SUPPLIED RECORDS START

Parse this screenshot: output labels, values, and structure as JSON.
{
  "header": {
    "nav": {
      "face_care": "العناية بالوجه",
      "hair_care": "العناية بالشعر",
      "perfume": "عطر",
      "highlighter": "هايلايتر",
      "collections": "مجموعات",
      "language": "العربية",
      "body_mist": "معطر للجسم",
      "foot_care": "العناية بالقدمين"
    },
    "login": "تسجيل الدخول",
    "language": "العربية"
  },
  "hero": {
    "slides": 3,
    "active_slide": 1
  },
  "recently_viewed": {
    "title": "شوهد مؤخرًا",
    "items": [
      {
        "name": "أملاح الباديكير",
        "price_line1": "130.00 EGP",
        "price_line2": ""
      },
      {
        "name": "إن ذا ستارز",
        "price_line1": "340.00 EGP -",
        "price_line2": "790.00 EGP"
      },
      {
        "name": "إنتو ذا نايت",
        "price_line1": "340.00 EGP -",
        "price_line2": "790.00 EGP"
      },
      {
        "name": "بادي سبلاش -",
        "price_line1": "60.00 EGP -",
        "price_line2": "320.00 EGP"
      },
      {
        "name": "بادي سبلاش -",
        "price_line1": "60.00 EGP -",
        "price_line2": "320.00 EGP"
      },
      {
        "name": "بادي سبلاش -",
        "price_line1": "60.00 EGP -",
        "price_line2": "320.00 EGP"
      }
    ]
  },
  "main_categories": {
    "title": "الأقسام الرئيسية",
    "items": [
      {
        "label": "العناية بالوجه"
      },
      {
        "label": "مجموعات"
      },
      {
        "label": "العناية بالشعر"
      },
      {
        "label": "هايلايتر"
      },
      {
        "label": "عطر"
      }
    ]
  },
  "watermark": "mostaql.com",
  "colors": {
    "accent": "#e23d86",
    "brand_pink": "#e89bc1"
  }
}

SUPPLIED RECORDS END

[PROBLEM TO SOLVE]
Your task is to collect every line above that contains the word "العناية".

[EXPECTED ANSWER]
      "face_care": "العناية بالوجه",
      "hair_care": "العناية بالشعر",
      "foot_care": "العناية بالقدمين"
        "label": "العناية بالوجه"
        "label": "العناية بالشعر"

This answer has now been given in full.